Helen Thomas, Managing Director of BlondeMoney, joined Share Radio Breakfast for the first instalment of her new slot each Friday. She's a blogger, worked in the city for George Osborne, and loves policy, politics and finance. This week, Helen discusses Mario Draghi and the ECB meeting on Thursday. The ECB president warned of a year of 'big uncertainty' for the Eurozone as voters go to the polls in Germany, France and the Netherlands.
Analysts say that Glencore could add an extra £63m a year to profits after buying a 19.5% stake in Russian energy giant Rosneft for £8.6bn. One of the key conditions was Glencore agreeing to sell 220,000 barrels of Rosneft’s oil a day over the next five years. It comes as Russian president Vladimir Putin tries to plug a budget deficit by privatising state assets. James Brydges spoke to Michael Moynihan, Research Director for Russia at Wood Mackenzie, to find out more.
Almost a year late, investors in Hong Kong can now buy stocks on the Shenzhen Stock Exchange. HK has long been a traditional gateway to the rest of mainland China. This Hong Kong-Shenzhen Connect, is an important milestone in further opening up the Chinese market. Shenzhen is Asia's busiest exchange with a monthly turnover of more than a trillion dollars. To look into this further, Paul Lynch, of Itarle, which is active on exchanges in the region, joined Share Radio Breakfast.

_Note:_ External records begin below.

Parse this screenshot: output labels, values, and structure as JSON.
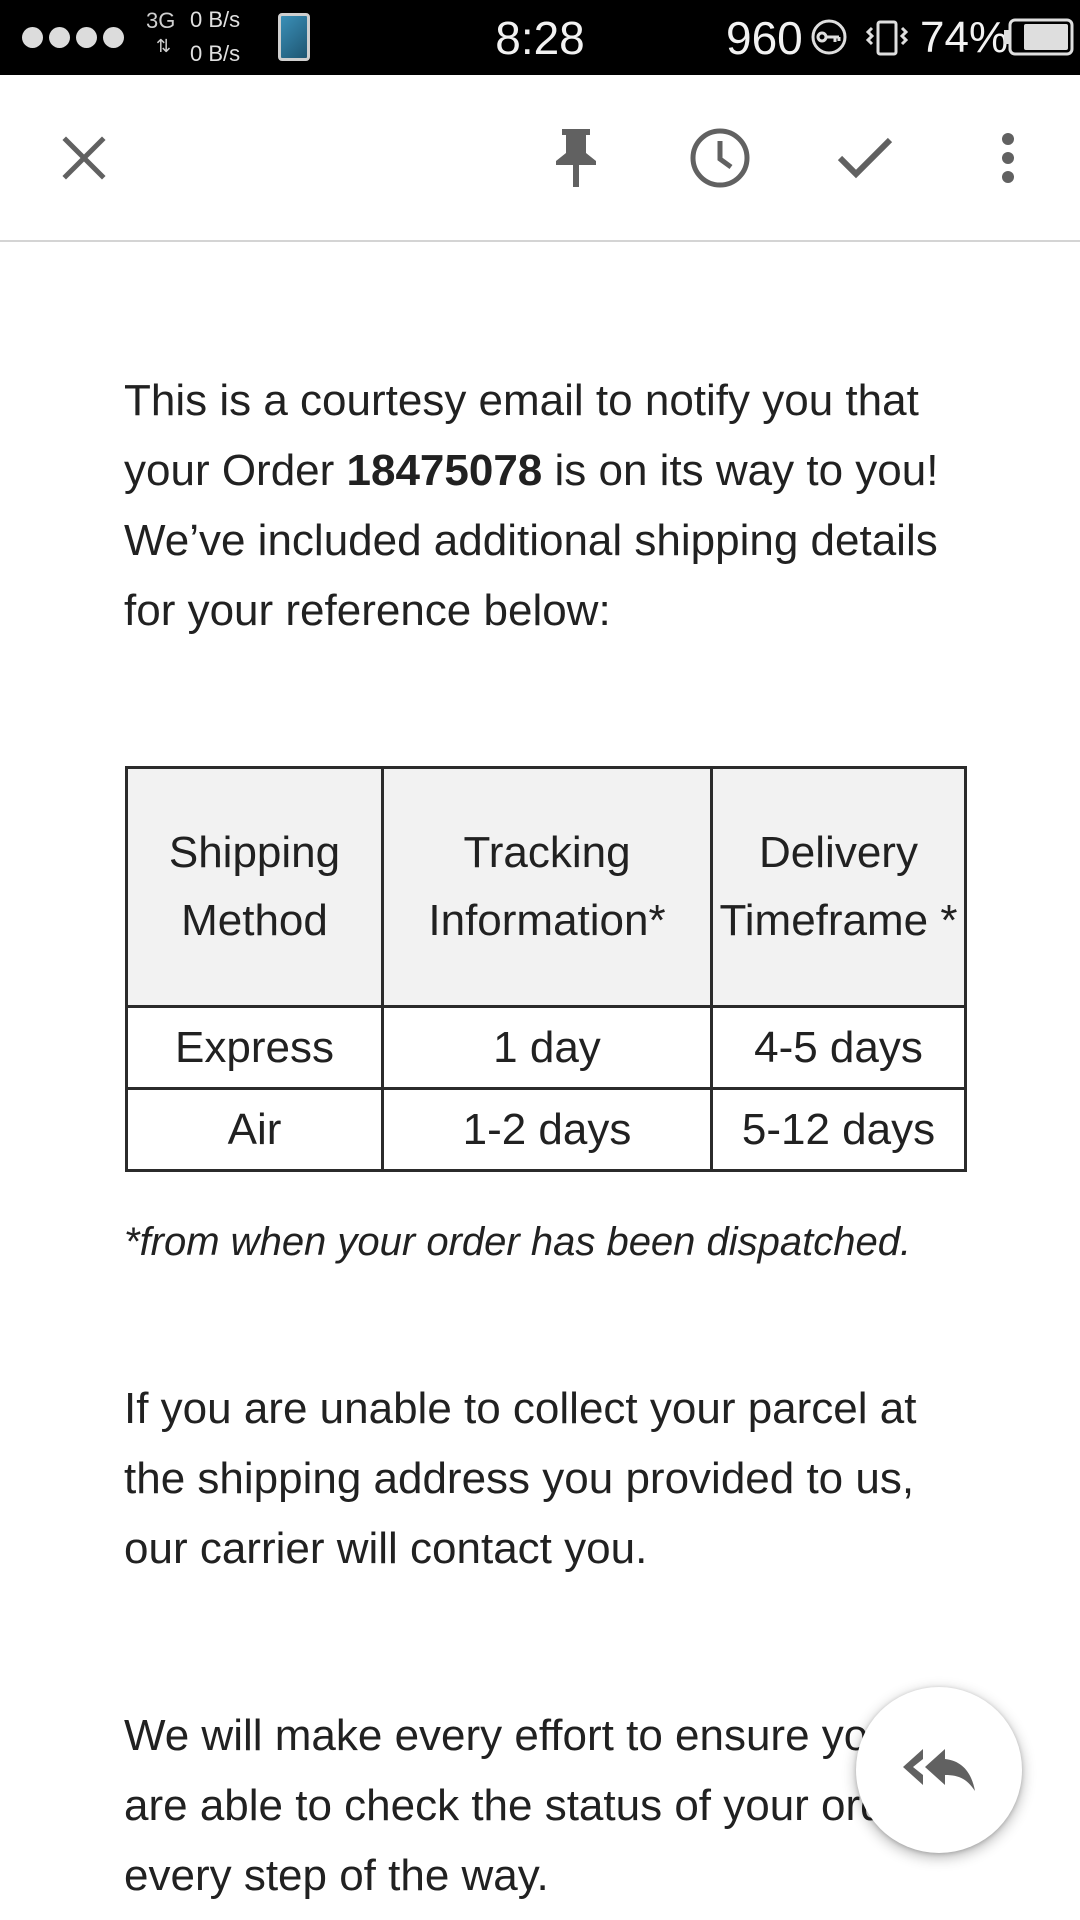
{
  "status_bar": {
    "network_type": "3G",
    "speed_up": "0 B/s",
    "speed_down": "0 B/s",
    "time": "8:28",
    "carrier_number": "960",
    "battery_percent": "74%"
  },
  "toolbar": {
    "close_icon": "close-icon",
    "pin_icon": "pin-icon",
    "snooze_icon": "clock-icon",
    "done_icon": "check-icon",
    "more_icon": "more-vert-icon"
  },
  "email": {
    "intro_part1": "This is a courtesy email to notify you that your Order ",
    "order_number": "18475078",
    "intro_part2": " is on its way to you!",
    "intro_line2": "We’ve included additional shipping details for your reference below:",
    "table": {
      "headers": [
        "Shipping Method",
        "Tracking Information*",
        "Delivery Timeframe *"
      ],
      "rows": [
        [
          "Express",
          "1 day",
          "4-5 days"
        ],
        [
          "Air",
          "1-2 days",
          "5-12 days"
        ]
      ]
    },
    "footnote": "*from when your order has been dispatched.",
    "collect_paragraph": "If you are unable to collect your parcel at the shipping address you provided to us, our carrier will contact you.",
    "effort_paragraph": "We will make every effort to ensure you are able to check the status of your order every step of the way."
  },
  "fab": {
    "icon": "reply-all-icon"
  },
  "colors": {
    "status_bar_bg": "#000000",
    "text": "#212121",
    "icon_gray": "#616161",
    "table_header_bg": "#f2f2f2"
  }
}
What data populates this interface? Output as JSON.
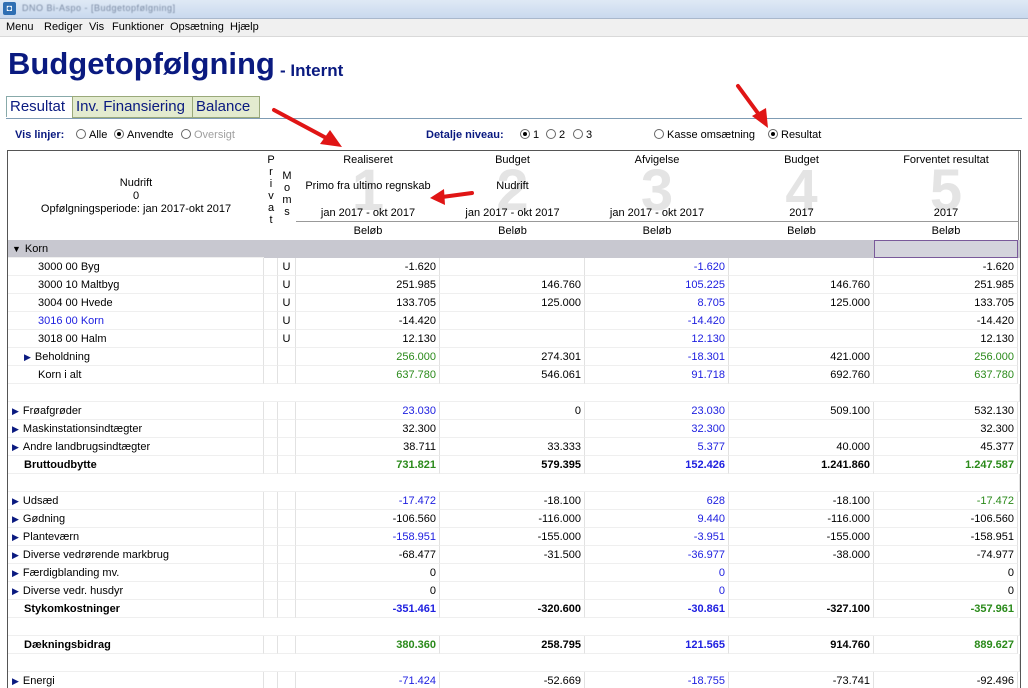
{
  "window": {
    "title": "DNO Bi-Aspo - [Budgetopfølgning]"
  },
  "menu": [
    "Menu",
    "Rediger",
    "Vis",
    "Funktioner",
    "Opsætning",
    "Hjælp"
  ],
  "page": {
    "title": "Budgetopfølgning",
    "subtitle": "- Internt"
  },
  "tabs": [
    {
      "label": "Resultat",
      "active": true
    },
    {
      "label": "Inv. Finansiering",
      "active": false
    },
    {
      "label": "Balance",
      "active": false
    }
  ],
  "filters": {
    "vis_linjer_label": "Vis linjer:",
    "vis_linjer_options": [
      {
        "label": "Alle",
        "selected": false,
        "enabled": true
      },
      {
        "label": "Anvendte",
        "selected": true,
        "enabled": true
      },
      {
        "label": "Oversigt",
        "selected": false,
        "enabled": false
      }
    ],
    "detalje_label": "Detalje niveau:",
    "detalje_options": [
      {
        "label": "1",
        "selected": true
      },
      {
        "label": "2",
        "selected": false
      },
      {
        "label": "3",
        "selected": false
      }
    ],
    "view_options": [
      {
        "label": "Kasse omsætning",
        "selected": false
      },
      {
        "label": "Resultat",
        "selected": true
      }
    ]
  },
  "table": {
    "desc_header": {
      "line1": "Nudrift",
      "line2": "0",
      "line3": "Opfølgningsperiode: jan 2017-okt 2017"
    },
    "privat_header": [
      "P",
      "r",
      "i",
      "v",
      "a",
      "t"
    ],
    "moms_header": [
      "M",
      "o",
      "m",
      "s"
    ],
    "columns": [
      {
        "num": "1",
        "title": "Realiseret",
        "sub": "Primo fra ultimo regnskab",
        "period": "jan 2017 - okt 2017",
        "unit": "Beløb"
      },
      {
        "num": "2",
        "title": "Budget",
        "sub": "Nudrift",
        "period": "jan 2017 - okt 2017",
        "unit": "Beløb"
      },
      {
        "num": "3",
        "title": "Afvigelse",
        "sub": "",
        "period": "jan 2017 - okt 2017",
        "unit": "Beløb"
      },
      {
        "num": "4",
        "title": "Budget",
        "sub": "",
        "period": "2017",
        "unit": "Beløb"
      },
      {
        "num": "5",
        "title": "Forventet resultat",
        "sub": "",
        "period": "2017",
        "unit": "Beløb"
      }
    ],
    "rows": [
      {
        "type": "group",
        "label": "Korn",
        "expander": "▼"
      },
      {
        "label": "3000 00 Byg",
        "indent": 2,
        "moms": "U",
        "v": [
          "-1.620",
          "",
          "-1.620",
          "",
          "-1.620"
        ],
        "c": [
          "black",
          "black",
          "blue",
          "black",
          "black"
        ]
      },
      {
        "label": "3000 10 Maltbyg",
        "indent": 2,
        "moms": "U",
        "v": [
          "251.985",
          "146.760",
          "105.225",
          "146.760",
          "251.985"
        ],
        "c": [
          "black",
          "black",
          "blue",
          "black",
          "black"
        ]
      },
      {
        "label": "3004 00 Hvede",
        "indent": 2,
        "moms": "U",
        "v": [
          "133.705",
          "125.000",
          "8.705",
          "125.000",
          "133.705"
        ],
        "c": [
          "black",
          "black",
          "blue",
          "black",
          "black"
        ]
      },
      {
        "label": "3016 00 Korn",
        "indent": 2,
        "moms": "U",
        "labelColor": "blue",
        "v": [
          "-14.420",
          "",
          "-14.420",
          "",
          "-14.420"
        ],
        "c": [
          "black",
          "black",
          "blue",
          "black",
          "black"
        ]
      },
      {
        "label": "3018 00 Halm",
        "indent": 2,
        "moms": "U",
        "v": [
          "12.130",
          "",
          "12.130",
          "",
          "12.130"
        ],
        "c": [
          "black",
          "black",
          "blue",
          "black",
          "black"
        ]
      },
      {
        "label": "Beholdning",
        "indent": 1,
        "expander": "▶",
        "v": [
          "256.000",
          "274.301",
          "-18.301",
          "421.000",
          "256.000"
        ],
        "c": [
          "green",
          "black",
          "blue",
          "black",
          "green"
        ]
      },
      {
        "label": "Korn i alt",
        "indent": 2,
        "v": [
          "637.780",
          "546.061",
          "91.718",
          "692.760",
          "637.780"
        ],
        "c": [
          "green",
          "black",
          "blue",
          "black",
          "green"
        ]
      },
      {
        "type": "blank"
      },
      {
        "label": "Frøafgrøder",
        "indent": 0,
        "expander": "▶",
        "v": [
          "23.030",
          "0",
          "23.030",
          "509.100",
          "532.130"
        ],
        "c": [
          "blue",
          "black",
          "blue",
          "black",
          "black"
        ]
      },
      {
        "label": "Maskinstationsindtægter",
        "indent": 0,
        "expander": "▶",
        "v": [
          "32.300",
          "",
          "32.300",
          "",
          "32.300"
        ],
        "c": [
          "black",
          "black",
          "blue",
          "black",
          "black"
        ]
      },
      {
        "label": "Andre landbrugsindtægter",
        "indent": 0,
        "expander": "▶",
        "v": [
          "38.711",
          "33.333",
          "5.377",
          "40.000",
          "45.377"
        ],
        "c": [
          "black",
          "black",
          "blue",
          "black",
          "black"
        ]
      },
      {
        "label": "Bruttoudbytte",
        "indent": 0,
        "bold": true,
        "v": [
          "731.821",
          "579.395",
          "152.426",
          "1.241.860",
          "1.247.587"
        ],
        "c": [
          "green",
          "black",
          "blue",
          "black",
          "green"
        ]
      },
      {
        "type": "blank"
      },
      {
        "label": "Udsæd",
        "indent": 0,
        "expander": "▶",
        "v": [
          "-17.472",
          "-18.100",
          "628",
          "-18.100",
          "-17.472"
        ],
        "c": [
          "blue",
          "black",
          "blue",
          "black",
          "green"
        ]
      },
      {
        "label": "Gødning",
        "indent": 0,
        "expander": "▶",
        "v": [
          "-106.560",
          "-116.000",
          "9.440",
          "-116.000",
          "-106.560"
        ],
        "c": [
          "black",
          "black",
          "blue",
          "black",
          "black"
        ]
      },
      {
        "label": "Planteværn",
        "indent": 0,
        "expander": "▶",
        "v": [
          "-158.951",
          "-155.000",
          "-3.951",
          "-155.000",
          "-158.951"
        ],
        "c": [
          "blue",
          "black",
          "blue",
          "black",
          "black"
        ]
      },
      {
        "label": "Diverse vedrørende markbrug",
        "indent": 0,
        "expander": "▶",
        "v": [
          "-68.477",
          "-31.500",
          "-36.977",
          "-38.000",
          "-74.977"
        ],
        "c": [
          "black",
          "black",
          "blue",
          "black",
          "black"
        ]
      },
      {
        "label": "Færdigblanding mv.",
        "indent": 0,
        "expander": "▶",
        "v": [
          "0",
          "",
          "0",
          "",
          "0"
        ],
        "c": [
          "black",
          "black",
          "blue",
          "black",
          "black"
        ]
      },
      {
        "label": "Diverse vedr. husdyr",
        "indent": 0,
        "expander": "▶",
        "v": [
          "0",
          "",
          "0",
          "",
          "0"
        ],
        "c": [
          "black",
          "black",
          "blue",
          "black",
          "black"
        ]
      },
      {
        "label": "Stykomkostninger",
        "indent": 0,
        "bold": true,
        "v": [
          "-351.461",
          "-320.600",
          "-30.861",
          "-327.100",
          "-357.961"
        ],
        "c": [
          "blue",
          "black",
          "blue",
          "black",
          "green"
        ]
      },
      {
        "type": "blank"
      },
      {
        "label": "Dækningsbidrag",
        "indent": 0,
        "bold": true,
        "v": [
          "380.360",
          "258.795",
          "121.565",
          "914.760",
          "889.627"
        ],
        "c": [
          "green",
          "black",
          "blue",
          "black",
          "green"
        ]
      },
      {
        "type": "blank"
      },
      {
        "label": "Energi",
        "indent": 0,
        "expander": "▶",
        "v": [
          "-71.424",
          "-52.669",
          "-18.755",
          "-73.741",
          "-92.496"
        ],
        "c": [
          "blue",
          "black",
          "blue",
          "black",
          "black"
        ]
      }
    ]
  },
  "colors": {
    "title": "#0a1a80",
    "blue_value": "#1f20e0",
    "green_value": "#2a8a1a",
    "annotation_arrow": "#e01515"
  }
}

Economists are warning that Brexit and the election of Donald Trump could cause a return to 70s style inflation. But if inflation is so bad why did central banks spend the past few years trying to get it to occur? Robert Van Egghen reports on whether we are headed back to the future.